The N3 level of the Japanese Language Proficiency Test features a 30 minute vocabulary section (the same length as the N4), a 70 minute grammar and reading section, and an slightly longer listening section of 40 minutes. The actual test time of the N3 is a total of 140 minutes all together.
The vocabulary question types are the same as level N4, but with much more advanced vocabulary and sentences. By N3, test-takers are expected to be relatively proficient with familiar or everyday topics and words. More specific content, topics, and vocabulary should be mastered by this time, and test-takers should also be able to understand such things as newspaper headlines or summaries of information.

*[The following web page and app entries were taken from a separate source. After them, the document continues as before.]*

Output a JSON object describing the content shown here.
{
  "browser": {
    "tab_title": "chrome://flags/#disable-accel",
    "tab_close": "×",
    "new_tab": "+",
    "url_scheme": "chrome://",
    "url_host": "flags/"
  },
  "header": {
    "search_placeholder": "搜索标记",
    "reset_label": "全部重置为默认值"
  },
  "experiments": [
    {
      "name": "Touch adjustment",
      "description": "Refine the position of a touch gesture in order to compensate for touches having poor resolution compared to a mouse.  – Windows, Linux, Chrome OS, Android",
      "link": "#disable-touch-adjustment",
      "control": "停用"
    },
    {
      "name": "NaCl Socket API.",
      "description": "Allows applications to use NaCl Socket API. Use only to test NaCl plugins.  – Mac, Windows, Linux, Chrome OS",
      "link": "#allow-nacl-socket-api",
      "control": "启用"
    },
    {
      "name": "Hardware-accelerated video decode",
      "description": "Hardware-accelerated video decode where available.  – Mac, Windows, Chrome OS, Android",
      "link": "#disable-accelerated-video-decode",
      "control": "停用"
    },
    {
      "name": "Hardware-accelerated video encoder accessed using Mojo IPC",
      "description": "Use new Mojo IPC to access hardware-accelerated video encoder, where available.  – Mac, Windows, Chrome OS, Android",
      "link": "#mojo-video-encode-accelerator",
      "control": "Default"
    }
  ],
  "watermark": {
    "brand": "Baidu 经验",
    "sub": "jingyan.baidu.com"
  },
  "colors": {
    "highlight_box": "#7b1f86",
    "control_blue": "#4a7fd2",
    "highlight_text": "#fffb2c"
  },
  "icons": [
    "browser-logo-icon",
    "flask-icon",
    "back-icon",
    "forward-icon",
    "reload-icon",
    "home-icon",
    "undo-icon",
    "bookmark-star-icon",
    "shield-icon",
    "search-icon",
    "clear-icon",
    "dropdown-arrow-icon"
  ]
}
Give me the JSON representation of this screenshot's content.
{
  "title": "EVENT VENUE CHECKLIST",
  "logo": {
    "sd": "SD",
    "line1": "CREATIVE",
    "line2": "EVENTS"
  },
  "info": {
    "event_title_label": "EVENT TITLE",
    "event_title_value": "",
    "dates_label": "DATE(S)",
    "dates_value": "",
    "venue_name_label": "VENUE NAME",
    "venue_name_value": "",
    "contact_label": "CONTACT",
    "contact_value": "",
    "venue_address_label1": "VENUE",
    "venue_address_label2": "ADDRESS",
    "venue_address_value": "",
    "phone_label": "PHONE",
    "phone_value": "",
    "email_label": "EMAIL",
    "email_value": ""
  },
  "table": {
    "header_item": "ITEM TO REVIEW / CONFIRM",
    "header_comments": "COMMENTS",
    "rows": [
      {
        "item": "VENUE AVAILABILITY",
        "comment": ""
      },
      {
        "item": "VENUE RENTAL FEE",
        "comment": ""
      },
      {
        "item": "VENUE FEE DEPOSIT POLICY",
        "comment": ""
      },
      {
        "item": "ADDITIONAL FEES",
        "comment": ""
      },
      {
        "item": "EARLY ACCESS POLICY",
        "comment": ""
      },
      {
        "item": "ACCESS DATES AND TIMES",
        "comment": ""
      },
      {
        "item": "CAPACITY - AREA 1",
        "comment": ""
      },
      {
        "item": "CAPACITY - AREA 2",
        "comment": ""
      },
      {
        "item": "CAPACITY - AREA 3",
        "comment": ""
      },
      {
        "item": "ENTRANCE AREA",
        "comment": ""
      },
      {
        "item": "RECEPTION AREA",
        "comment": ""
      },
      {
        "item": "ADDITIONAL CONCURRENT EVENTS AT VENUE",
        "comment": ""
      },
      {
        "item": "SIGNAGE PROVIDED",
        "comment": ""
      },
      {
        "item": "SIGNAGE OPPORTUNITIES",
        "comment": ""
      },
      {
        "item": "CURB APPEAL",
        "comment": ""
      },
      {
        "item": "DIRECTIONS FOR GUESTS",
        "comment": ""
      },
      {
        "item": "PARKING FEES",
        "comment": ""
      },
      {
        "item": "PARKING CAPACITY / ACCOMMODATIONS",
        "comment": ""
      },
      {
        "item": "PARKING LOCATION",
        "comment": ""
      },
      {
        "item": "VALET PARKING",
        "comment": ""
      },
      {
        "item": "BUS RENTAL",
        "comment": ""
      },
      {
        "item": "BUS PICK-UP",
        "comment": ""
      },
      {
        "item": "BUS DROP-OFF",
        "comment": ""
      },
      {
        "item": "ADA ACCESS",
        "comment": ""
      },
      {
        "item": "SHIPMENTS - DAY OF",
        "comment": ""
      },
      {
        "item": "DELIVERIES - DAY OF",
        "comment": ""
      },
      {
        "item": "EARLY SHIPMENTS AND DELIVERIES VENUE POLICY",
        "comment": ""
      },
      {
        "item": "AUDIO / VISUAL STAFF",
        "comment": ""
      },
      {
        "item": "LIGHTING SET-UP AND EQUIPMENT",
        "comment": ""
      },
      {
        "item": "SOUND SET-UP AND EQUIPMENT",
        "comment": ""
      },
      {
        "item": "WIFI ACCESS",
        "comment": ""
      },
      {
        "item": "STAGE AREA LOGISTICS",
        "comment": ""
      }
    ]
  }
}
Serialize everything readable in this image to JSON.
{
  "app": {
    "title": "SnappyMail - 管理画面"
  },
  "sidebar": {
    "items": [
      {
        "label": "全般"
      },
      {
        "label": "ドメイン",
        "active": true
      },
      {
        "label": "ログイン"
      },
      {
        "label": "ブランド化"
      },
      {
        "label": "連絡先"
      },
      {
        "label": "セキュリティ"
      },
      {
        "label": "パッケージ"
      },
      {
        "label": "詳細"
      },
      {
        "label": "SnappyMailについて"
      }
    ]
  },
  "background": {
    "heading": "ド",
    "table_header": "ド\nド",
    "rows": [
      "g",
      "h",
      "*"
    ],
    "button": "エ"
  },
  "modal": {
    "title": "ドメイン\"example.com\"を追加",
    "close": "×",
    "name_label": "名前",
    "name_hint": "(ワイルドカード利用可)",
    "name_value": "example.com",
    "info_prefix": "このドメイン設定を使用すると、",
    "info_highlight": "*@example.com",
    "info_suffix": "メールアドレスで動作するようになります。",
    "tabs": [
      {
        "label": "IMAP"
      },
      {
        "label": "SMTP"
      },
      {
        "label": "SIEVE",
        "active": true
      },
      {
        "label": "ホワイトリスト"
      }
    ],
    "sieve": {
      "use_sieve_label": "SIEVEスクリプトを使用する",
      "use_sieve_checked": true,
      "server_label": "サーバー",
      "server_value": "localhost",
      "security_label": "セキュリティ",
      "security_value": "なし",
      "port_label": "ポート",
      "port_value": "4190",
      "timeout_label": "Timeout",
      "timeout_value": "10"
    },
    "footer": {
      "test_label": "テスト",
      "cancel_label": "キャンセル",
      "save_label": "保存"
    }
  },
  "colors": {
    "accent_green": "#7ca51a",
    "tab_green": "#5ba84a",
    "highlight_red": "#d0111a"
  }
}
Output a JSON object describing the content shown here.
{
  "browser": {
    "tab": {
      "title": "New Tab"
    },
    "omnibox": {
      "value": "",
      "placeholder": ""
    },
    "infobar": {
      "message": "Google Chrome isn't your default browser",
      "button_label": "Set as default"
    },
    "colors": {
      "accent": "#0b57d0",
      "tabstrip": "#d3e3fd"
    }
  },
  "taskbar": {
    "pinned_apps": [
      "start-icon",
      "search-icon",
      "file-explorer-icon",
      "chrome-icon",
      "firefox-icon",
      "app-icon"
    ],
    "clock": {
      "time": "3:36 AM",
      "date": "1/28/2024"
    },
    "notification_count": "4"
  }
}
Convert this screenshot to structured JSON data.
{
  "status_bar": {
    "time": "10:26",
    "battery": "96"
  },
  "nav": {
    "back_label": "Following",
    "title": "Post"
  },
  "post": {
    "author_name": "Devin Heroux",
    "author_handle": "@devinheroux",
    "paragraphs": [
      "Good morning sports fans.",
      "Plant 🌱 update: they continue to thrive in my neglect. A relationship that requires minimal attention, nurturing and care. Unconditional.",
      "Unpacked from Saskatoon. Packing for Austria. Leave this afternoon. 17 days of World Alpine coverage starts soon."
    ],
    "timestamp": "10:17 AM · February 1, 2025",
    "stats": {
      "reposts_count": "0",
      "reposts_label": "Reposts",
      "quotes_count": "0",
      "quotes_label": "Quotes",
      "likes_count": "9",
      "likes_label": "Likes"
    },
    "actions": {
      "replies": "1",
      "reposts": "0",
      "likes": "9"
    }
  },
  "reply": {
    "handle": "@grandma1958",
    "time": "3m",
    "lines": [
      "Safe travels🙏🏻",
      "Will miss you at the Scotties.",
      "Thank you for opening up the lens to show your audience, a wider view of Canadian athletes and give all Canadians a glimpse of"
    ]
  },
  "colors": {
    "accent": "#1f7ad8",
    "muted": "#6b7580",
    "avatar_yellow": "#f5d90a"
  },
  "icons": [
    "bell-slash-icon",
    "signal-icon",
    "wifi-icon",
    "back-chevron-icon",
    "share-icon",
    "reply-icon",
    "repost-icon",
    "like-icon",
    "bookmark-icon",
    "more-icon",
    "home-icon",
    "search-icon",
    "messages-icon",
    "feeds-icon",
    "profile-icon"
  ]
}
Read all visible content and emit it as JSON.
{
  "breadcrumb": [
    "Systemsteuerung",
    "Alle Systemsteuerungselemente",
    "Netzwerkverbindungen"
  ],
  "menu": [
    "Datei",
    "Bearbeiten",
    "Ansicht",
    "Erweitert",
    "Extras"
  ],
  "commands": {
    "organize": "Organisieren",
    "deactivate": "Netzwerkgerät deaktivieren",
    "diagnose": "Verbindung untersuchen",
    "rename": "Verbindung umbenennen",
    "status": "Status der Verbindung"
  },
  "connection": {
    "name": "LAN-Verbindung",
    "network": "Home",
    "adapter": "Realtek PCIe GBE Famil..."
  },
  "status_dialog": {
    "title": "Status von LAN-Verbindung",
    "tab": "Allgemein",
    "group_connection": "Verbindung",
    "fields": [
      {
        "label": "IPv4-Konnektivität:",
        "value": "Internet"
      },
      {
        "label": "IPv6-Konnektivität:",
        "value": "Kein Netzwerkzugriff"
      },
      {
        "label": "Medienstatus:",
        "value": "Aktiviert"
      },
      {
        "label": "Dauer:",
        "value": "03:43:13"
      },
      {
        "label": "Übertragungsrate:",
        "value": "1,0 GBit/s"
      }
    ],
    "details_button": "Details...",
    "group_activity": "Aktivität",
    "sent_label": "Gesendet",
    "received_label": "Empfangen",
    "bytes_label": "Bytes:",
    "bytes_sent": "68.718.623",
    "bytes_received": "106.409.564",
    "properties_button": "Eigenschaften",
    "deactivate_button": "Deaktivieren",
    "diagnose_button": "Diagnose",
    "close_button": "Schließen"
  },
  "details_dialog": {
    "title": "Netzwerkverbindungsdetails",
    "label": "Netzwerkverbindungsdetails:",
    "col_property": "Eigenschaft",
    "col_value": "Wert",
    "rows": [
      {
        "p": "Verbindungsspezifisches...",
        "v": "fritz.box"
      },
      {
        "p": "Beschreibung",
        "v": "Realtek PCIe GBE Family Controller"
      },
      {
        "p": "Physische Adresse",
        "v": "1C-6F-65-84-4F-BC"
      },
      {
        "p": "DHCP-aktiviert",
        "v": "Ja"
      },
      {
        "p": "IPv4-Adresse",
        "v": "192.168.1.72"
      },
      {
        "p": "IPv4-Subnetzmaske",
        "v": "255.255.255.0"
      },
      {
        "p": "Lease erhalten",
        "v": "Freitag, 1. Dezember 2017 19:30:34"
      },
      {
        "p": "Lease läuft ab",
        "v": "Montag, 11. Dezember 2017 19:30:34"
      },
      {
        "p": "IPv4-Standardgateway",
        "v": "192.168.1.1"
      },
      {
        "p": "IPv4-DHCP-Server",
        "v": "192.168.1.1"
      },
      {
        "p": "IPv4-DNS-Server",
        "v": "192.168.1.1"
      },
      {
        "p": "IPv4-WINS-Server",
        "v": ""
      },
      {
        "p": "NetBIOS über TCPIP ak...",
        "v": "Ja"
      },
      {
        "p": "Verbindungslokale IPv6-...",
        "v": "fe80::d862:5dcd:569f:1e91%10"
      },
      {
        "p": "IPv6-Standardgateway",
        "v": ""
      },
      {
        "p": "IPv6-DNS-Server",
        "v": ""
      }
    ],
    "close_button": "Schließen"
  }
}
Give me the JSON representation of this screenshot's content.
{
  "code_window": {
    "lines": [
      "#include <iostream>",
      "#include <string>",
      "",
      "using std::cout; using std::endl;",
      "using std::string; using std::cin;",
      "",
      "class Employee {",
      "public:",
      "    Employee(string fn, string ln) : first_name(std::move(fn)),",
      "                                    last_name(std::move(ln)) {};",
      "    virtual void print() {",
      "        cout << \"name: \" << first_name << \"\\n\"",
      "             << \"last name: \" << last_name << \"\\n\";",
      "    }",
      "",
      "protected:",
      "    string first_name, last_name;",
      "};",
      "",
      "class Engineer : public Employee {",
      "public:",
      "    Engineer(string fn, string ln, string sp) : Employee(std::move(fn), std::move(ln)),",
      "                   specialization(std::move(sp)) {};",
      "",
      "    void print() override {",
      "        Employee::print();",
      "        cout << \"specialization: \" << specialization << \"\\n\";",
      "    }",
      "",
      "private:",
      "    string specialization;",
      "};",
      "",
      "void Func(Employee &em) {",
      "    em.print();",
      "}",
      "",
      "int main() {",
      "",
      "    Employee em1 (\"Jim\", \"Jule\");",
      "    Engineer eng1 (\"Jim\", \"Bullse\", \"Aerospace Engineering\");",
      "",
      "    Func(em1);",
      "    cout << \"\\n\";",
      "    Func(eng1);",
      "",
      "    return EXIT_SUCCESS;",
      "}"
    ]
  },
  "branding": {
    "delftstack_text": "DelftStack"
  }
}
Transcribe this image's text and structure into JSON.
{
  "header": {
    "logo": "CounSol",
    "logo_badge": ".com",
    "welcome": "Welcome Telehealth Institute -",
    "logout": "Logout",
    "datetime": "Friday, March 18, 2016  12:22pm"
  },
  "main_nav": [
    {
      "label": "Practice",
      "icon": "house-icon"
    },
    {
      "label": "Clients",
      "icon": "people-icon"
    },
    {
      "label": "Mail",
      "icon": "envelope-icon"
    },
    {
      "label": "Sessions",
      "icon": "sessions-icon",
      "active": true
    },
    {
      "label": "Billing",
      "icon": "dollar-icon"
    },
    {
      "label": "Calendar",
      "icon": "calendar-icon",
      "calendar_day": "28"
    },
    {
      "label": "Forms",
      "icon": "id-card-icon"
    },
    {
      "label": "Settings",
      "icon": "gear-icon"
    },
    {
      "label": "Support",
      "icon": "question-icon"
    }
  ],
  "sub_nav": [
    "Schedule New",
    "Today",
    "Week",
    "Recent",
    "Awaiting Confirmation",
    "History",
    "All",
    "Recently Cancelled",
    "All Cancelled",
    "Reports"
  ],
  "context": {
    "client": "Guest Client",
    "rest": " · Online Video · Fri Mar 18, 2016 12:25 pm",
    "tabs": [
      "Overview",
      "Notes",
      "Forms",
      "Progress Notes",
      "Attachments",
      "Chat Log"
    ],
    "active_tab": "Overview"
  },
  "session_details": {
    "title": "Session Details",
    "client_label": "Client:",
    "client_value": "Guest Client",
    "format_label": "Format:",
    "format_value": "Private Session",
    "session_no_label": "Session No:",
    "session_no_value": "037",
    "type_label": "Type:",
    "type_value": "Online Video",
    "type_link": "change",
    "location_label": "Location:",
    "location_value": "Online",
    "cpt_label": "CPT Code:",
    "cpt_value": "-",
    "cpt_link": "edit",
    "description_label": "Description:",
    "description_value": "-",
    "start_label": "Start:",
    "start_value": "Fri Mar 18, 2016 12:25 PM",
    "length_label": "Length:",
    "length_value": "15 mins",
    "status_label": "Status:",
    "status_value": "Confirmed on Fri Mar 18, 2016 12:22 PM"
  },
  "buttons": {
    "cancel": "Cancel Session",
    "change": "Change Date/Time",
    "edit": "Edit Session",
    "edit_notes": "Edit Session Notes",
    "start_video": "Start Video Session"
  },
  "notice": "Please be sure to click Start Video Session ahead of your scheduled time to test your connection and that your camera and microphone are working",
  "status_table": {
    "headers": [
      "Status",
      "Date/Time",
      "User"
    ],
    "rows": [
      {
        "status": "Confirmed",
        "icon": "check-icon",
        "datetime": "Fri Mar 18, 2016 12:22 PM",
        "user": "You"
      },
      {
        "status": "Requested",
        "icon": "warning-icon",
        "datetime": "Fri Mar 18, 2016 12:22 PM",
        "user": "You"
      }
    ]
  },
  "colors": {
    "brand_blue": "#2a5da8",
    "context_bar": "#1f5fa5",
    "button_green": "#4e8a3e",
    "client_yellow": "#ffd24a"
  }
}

Slightly difficult reading passages are also introduced here with more difficult concepts being explained with alternative and easier to understand language. The N3 test also introduces longer passages into the reading and grammar section of the test.
In the listening test, longer and more “natural” conversations are introduced. The speed with which the speakers speak is also faster than levels N4 and N5. The N3 conversations are said to take place at “near-native level speed”. Listeners are expected to also pick up and infer information from conversations, such as the relationships between speakers among other things.
The listening section on the N3 test also introduces a cultural element, or gleaning a speaker’s intention based on their words. This may not always be direct, and so requires some familiarity with Japanese language communication strategies.
The JLPT N3 listening test also tests usage of verbal expressions using drawings and asking test-takers to choose the correct expression for a given situation. A person in a drawing of a situation is indicated by an arrow. Test-takers listen to a question asked and must respond as the person indicated should, using correct and appropriate Japanese conversation.
Conclusion and Further Investigations
The JLPT provides a sample question for each type of question found on each level of the JLPT. This can be useful for people who are just trying to choose a level to start studying for, or people who want to know what the questions on the test actually look at. JLPT Sample Questions by Level.
The tests can be a great way to self-check your Japanese language ability, or also to network with other people learning Japanese in your area. Knowing the question types and choosing the appropriate test level can ensure that taking the Japanese Language Proficiency Test can be both enjoyable and productive for you. Now that the exam is offered twice a year, the JLPT can be a regular part of any Japanese curriculum.
The next article will look at the N1 and N2 JLPT exams for people learning Japanese at higher levels.